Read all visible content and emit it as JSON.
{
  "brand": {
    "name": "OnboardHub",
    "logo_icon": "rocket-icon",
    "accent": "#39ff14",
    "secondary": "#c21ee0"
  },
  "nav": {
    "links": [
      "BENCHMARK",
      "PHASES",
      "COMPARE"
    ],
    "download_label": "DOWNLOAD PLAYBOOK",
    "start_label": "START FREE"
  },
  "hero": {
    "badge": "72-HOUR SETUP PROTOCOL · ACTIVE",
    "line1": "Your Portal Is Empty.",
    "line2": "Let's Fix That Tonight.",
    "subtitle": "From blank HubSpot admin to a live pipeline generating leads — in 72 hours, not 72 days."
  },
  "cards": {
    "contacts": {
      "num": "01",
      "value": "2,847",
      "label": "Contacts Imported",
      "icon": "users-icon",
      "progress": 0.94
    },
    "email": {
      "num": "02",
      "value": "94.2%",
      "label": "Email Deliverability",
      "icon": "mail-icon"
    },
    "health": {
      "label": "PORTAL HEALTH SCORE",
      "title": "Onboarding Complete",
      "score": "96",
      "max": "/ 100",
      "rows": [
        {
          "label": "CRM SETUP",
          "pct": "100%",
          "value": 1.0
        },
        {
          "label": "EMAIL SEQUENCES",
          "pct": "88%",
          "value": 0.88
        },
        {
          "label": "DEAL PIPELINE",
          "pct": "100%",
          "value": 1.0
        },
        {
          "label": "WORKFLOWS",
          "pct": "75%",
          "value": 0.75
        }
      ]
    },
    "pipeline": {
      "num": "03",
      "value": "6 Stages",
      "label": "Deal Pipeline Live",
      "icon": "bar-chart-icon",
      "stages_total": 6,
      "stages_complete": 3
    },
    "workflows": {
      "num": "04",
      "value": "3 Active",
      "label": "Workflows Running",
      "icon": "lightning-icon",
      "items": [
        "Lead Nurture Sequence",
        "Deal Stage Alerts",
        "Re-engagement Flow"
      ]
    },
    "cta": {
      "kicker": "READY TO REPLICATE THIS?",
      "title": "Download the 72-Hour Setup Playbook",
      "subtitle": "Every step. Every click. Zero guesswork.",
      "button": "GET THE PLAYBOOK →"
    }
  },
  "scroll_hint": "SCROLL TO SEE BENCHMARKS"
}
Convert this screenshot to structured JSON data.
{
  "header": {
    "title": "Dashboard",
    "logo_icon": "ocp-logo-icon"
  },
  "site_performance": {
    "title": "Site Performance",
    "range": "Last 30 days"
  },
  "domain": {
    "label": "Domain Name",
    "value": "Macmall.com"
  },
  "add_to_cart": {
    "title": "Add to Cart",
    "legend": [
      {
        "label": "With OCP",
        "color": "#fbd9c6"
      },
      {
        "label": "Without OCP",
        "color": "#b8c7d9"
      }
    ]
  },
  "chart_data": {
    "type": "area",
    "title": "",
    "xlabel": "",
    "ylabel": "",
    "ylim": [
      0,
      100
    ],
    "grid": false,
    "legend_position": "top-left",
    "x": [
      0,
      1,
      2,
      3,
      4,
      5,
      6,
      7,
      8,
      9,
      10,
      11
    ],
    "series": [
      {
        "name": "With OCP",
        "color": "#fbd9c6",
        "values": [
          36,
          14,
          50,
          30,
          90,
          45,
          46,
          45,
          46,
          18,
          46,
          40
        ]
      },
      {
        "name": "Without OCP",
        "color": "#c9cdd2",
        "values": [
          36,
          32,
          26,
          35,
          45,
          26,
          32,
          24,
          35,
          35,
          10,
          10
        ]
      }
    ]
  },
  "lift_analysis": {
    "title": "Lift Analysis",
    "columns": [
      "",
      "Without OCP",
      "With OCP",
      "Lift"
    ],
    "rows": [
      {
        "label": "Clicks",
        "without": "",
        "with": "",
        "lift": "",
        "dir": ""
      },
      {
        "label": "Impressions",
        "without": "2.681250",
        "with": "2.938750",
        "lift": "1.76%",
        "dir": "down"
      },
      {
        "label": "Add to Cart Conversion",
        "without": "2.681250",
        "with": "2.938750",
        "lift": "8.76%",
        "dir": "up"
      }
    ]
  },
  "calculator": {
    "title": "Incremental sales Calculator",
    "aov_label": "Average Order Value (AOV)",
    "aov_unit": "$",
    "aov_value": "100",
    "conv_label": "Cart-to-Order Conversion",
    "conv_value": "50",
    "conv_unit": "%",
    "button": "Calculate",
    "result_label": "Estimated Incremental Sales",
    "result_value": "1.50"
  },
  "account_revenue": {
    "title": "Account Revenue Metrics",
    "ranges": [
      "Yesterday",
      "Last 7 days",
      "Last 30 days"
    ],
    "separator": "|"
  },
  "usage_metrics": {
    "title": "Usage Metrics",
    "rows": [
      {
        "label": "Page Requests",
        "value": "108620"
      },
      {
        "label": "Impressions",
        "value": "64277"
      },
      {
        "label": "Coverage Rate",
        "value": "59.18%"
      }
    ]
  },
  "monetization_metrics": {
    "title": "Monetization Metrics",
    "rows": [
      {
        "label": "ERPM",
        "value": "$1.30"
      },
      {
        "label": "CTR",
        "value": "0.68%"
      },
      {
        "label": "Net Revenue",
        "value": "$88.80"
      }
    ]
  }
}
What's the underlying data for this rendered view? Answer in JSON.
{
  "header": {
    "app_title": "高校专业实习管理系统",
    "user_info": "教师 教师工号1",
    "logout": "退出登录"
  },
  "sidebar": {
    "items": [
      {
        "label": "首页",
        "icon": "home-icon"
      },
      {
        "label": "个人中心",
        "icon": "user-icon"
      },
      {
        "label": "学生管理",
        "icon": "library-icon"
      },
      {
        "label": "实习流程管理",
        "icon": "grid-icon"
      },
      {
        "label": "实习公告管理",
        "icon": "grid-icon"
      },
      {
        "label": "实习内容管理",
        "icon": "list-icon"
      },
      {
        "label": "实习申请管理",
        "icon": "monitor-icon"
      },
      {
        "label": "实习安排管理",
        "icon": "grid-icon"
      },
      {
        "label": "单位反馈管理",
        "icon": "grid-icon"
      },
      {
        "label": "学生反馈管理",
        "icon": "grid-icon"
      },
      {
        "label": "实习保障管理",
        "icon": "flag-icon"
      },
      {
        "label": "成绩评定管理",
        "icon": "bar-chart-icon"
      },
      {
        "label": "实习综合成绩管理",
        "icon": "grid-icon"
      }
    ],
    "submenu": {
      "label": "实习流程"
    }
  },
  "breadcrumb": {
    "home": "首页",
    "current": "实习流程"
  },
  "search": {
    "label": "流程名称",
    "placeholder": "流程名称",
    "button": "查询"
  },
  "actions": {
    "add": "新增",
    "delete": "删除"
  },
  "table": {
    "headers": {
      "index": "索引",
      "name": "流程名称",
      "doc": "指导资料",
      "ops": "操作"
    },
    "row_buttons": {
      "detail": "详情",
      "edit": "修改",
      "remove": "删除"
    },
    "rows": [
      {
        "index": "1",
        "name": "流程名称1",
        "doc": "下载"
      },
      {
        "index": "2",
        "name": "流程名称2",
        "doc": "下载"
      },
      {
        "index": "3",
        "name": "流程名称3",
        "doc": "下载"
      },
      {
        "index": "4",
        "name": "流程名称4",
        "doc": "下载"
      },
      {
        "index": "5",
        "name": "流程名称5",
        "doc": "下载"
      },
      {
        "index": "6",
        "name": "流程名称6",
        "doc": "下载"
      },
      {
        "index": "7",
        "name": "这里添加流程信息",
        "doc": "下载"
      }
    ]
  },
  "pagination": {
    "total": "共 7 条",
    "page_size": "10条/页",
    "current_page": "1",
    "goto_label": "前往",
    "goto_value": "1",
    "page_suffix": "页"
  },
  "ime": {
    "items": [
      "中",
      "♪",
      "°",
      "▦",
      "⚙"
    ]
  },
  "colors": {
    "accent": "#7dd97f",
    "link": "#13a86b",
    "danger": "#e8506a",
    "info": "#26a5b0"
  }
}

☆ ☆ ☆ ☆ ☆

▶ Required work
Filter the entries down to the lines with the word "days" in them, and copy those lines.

▶ Output for this exercise
    "subtitle": "From blank HubSpot admin to a live pipeline generating leads — in 72 hours, not 72 days."
    "range": "Last 30 days"
      "Last 7 days",
      "Last 30 days"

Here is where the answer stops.